In-vitro screening of Kalahari browse species for rumen methane mitigation

03 Dec 2015

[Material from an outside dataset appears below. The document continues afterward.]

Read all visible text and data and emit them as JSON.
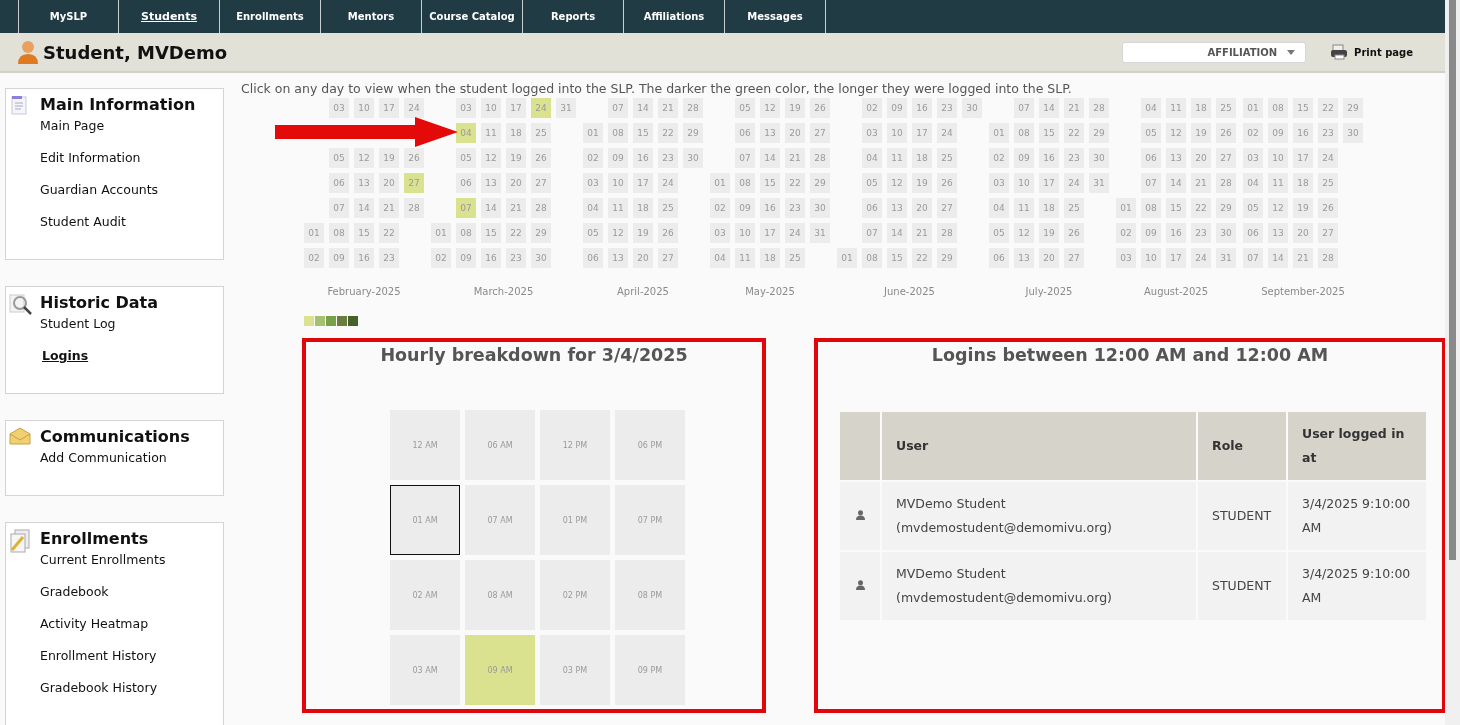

The nutritional value of browse foliage from the Thorny Kalahari Dune Bush veld of South Africa is not characterized. Most of this browse species is rich in tannin, but still palatable, and is consumed by ruminants during the dry season, as well as having a role to play in mitigating enteric methane emission from ruminants. In this study, the rumen methane mitigation potential of 19 browse species foliage collected from the Thorny Kalahari Dune Bush veld, was analyzed in terms of chemical composition, in vitro fermentation, digestibility and methane production. In vitro gas and methane production and organic matter digestibility (IVOMD) were determined by using rumen fluid collected, strained and anaerobically prepared. A semi-automated system was used to measure gas production (GP) from each browse species by incubating 400 mg samples in a shaking incubator at 39 °C with or without inclusion of 400 mg of polyethylene glycol (PEG). Data for all the parameters collected were statistically analyzed using the SAS (9.0) general linear model (GLM) procedure, and differences between foliage species were determined using Duncan’s multiple-range test. Acacia luederitzii and Monechma incanum showed the best potential for decreasing methane production by up to 90 % after 48 h of incubation. The secondary components (mainly tannins) of the browse species appeared to have a significant effect on volatile fatty acids (VFA), methane and gas production as judged by the comparison of samples incubated with or without PEG inclusion. The substantial amount of crude protein (CP) content coupled with their anti-methanogenic effect during fermentation would make these browses a potential mitigation option for small scale farmers and pastoralists in sub-Sahara Africa. However, it is also very important that systematic and strategic supplementation in a mixed diet should be looked at as the way forward in terms of best utilization.